Stripped of Agency: The Paradoxical Effect of Employee Monitoring on Deviance
Journal of Management, Ahead of Print.
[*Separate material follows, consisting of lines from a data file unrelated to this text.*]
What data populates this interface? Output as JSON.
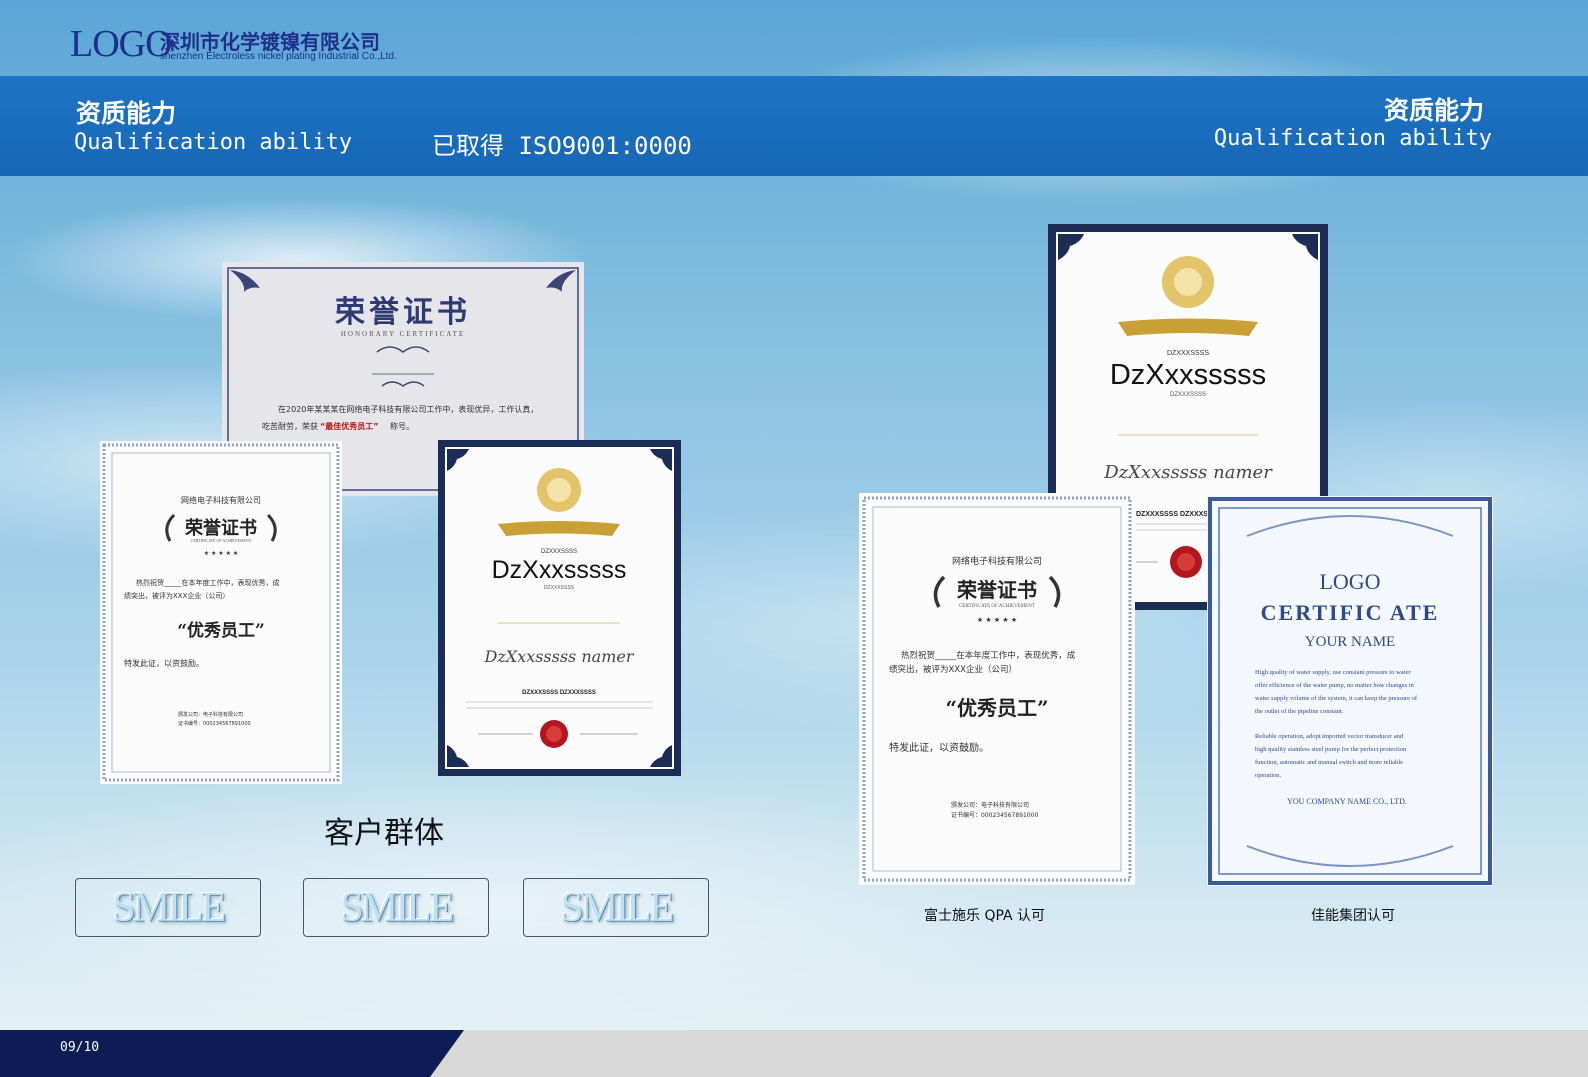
{
  "header": {
    "logo_word": "LOGO",
    "company_cn": "深圳市化学镀镍有限公司",
    "company_en": "shenzhen Electroless nickel plating Industrial Co.,Ltd."
  },
  "band": {
    "left_title_cn": "资质能力",
    "left_title_en": "Qualification ability",
    "iso_text": "已取得 ISO9001:0000",
    "right_title_cn": "资质能力",
    "right_title_en": "Qualification ability"
  },
  "certificates": {
    "honorary": {
      "title": "荣誉证书",
      "subtitle": "HONORARY CERTIFICATE",
      "line1": "在2020年某某某在网络电子科技有限公司工作中，表现优异，工作认真，",
      "line2": "吃苦耐劳，荣获",
      "highlight": "“最佳优秀员工”",
      "line2_end": "称号。"
    },
    "employee_small": {
      "company": "网络电子科技有限公司",
      "title": "荣誉证书",
      "subtitle": "CERTIFICATE OF ACHIEVEMENT",
      "stars": "★ ★ ★ ★ ★",
      "body1": "热烈祝贺_____在本年度工作中，表现优秀，成",
      "body2": "绩突出，被评为XXX企业（公司）",
      "award": "“优秀员工”",
      "closing": "特发此证，以资鼓励。",
      "issuer": "颁发公司：电子科技有限公司",
      "number": "证书编号：000234567891000"
    },
    "gold_small": {
      "small_code": "DZXXXSSSS",
      "name": "DzXxxsssss",
      "sub_code": "DZXXXSSSS",
      "script": "DzXxxsssss namer",
      "bottom_code": "DZXXXSSSS DZXXXSSSS"
    },
    "gold_large": {
      "small_code": "DZXXXSSSS",
      "name": "DzXxxsssss",
      "sub_code": "DZXXXSSSS",
      "script": "DzXxxsssss namer",
      "bottom_code": "DZXXXSSSS DZXXXSSSS"
    },
    "employee_large": {
      "company": "网络电子科技有限公司",
      "title": "荣誉证书",
      "subtitle": "CERTIFICATE OF ACHIEVEMENT",
      "stars": "★ ★ ★ ★ ★",
      "body1": "热烈祝贺_____在本年度工作中，表现优秀，成",
      "body2": "绩突出，被评为XXX企业（公司）",
      "award": "“优秀员工”",
      "closing": "特发此证，以资鼓励。",
      "issuer": "颁发公司：电子科技有限公司",
      "number": "证书编号：000234567891000"
    },
    "logo_cert": {
      "logo": "LOGO",
      "title": "CERTIFIC ATE",
      "your_name": "YOUR NAME",
      "p1a": "High quality of water supply, use constant pressure to water",
      "p1b": "offer efficience of the water pump, no matter how changes in",
      "p1c": "water supply volume of the system, it can keep the pressure of",
      "p1d": "the outlet of the pipeline constant.",
      "p2a": "Reliable operation, adopt imported vector transducer and",
      "p2b": "high quality stainless steel pump for the perfect protection",
      "p2c": "function, automatic and manual switch and more reliable",
      "p2d": "operation.",
      "company": "YOU COMPANY NAME CO., LTD."
    }
  },
  "section_title": "客户群体",
  "client_logos": [
    "SMILE",
    "SMILE",
    "SMILE"
  ],
  "captions": {
    "left": "富士施乐 QPA 认可",
    "right": "佳能集团认可"
  },
  "footer": {
    "page": "09/10"
  },
  "colors": {
    "band": "#1667b6",
    "navy": "#0d1c55",
    "logo": "#1f2f8c",
    "gold": "#c9a035"
  }
}
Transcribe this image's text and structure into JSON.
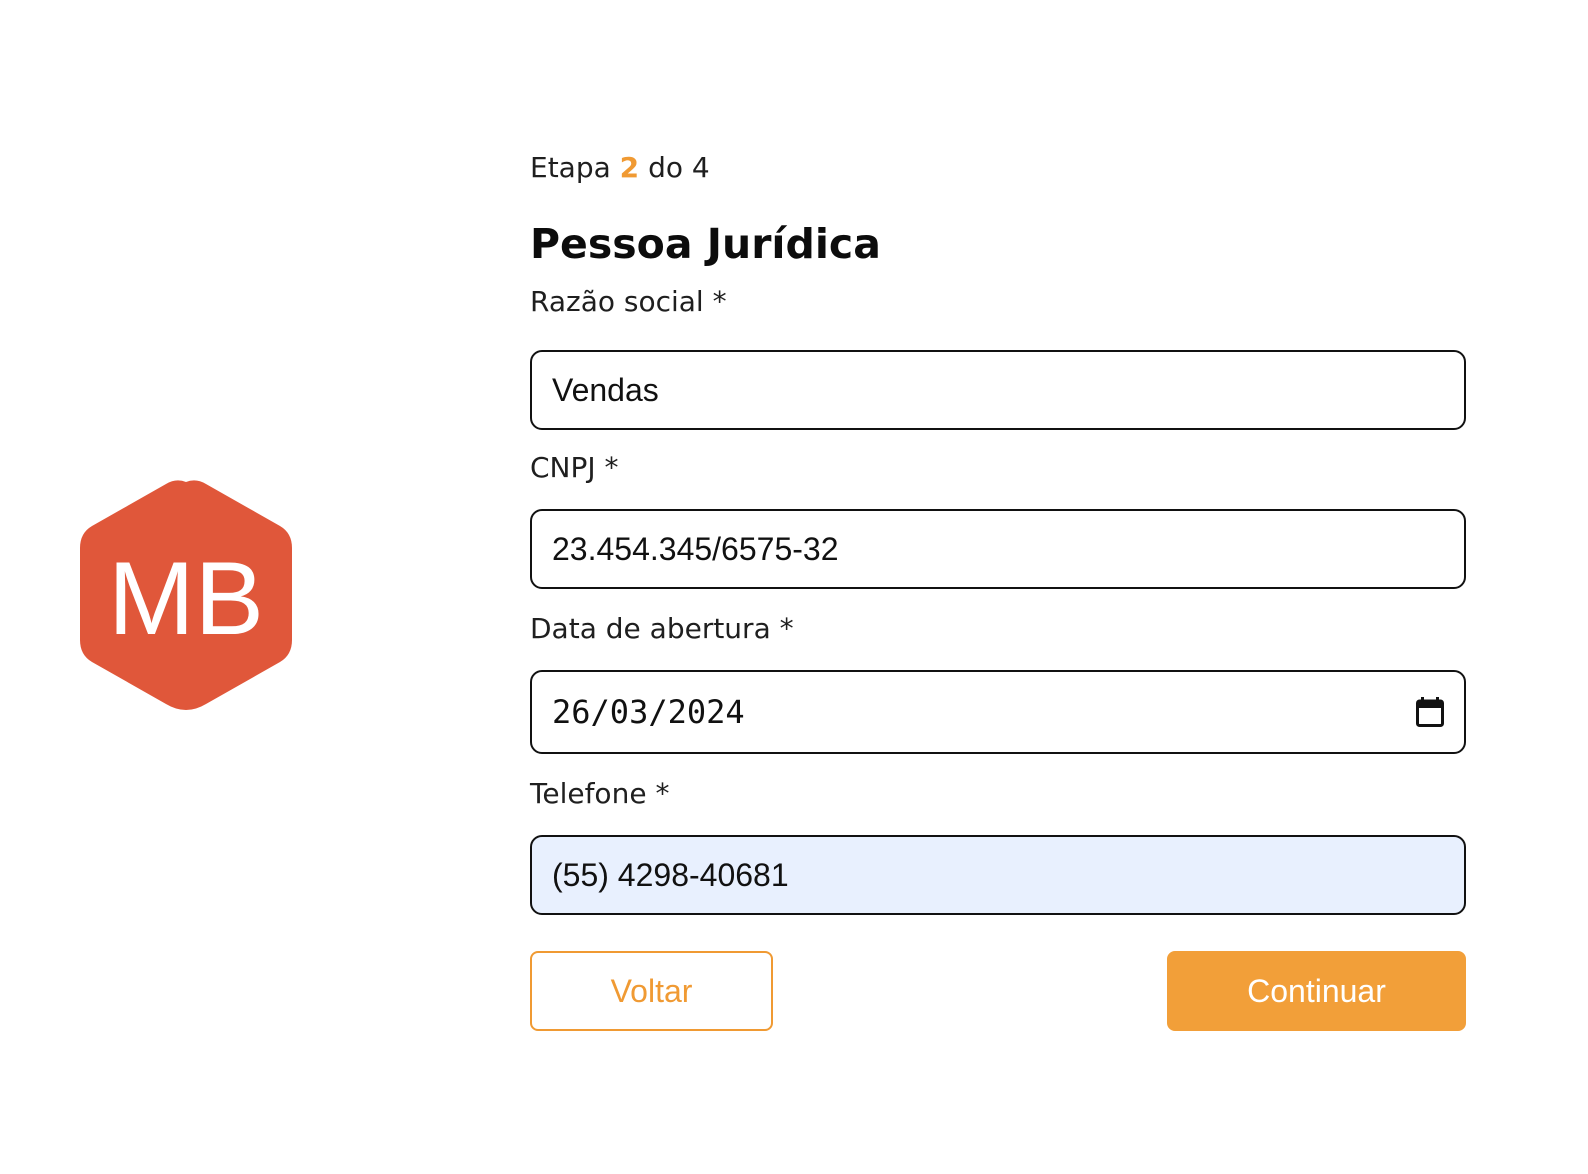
{
  "brand": {
    "logo_text": "MB",
    "logo_color": "#e0573a"
  },
  "step": {
    "prefix": "Etapa",
    "current": "2",
    "suffix": "do 4"
  },
  "title": "Pessoa Jurídica",
  "fields": {
    "razao_social": {
      "label": "Razão social *",
      "value": "Vendas"
    },
    "cnpj": {
      "label": "CNPJ *",
      "value": "23.454.345/6575-32"
    },
    "data_abertura": {
      "label": "Data de abertura *",
      "value": "26/03/2024",
      "icon": "calendar-icon"
    },
    "telefone": {
      "label": "Telefone *",
      "value": "(55) 4298-40681",
      "autofilled": true
    }
  },
  "buttons": {
    "back_label": "Voltar",
    "continue_label": "Continuar"
  },
  "colors": {
    "accent": "#f29f39",
    "autofill_bg": "#e8f0fe",
    "border": "#111111"
  }
}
Organizations have long sought to mitigate risks associated with unsupervised employee conduct (e.g., employee deviance) through employee monitoring, an approach consistent with traditional theorizing. Yet the effectiveness of employee monitoring as a deviance deterrent has been called into question by emerging evidence suggesting that monitored employees may actually engage in higher levels of deviance. To address this critical tension and shed light on why and when monitoring leads to deviance, we draw upon social cognitive theory to examine the self-regulatory consequences of employee monitoring. We theorize that monitoring paradoxically creates conditions for more (not less) deviance by diminishing employees’ sense of agency, thereby facilitating moral disengagement via displacement of responsibility. Integrating fairness heuristic theory, we further argue that overall justice provides a powerful heuristic that mitigates the potential loss of sense of agency associated with monitoring. Accordingly, we suggest that employee perceptions of high justice will attenuate displacement of responsibility and, in turn, deviance. Across a field study and an experimental study, we find converging support for our predictions and rule out alternative explanations. This research provides important theoretical and practical insights into how monitoring can be used effectively without also promoting unintended consequences.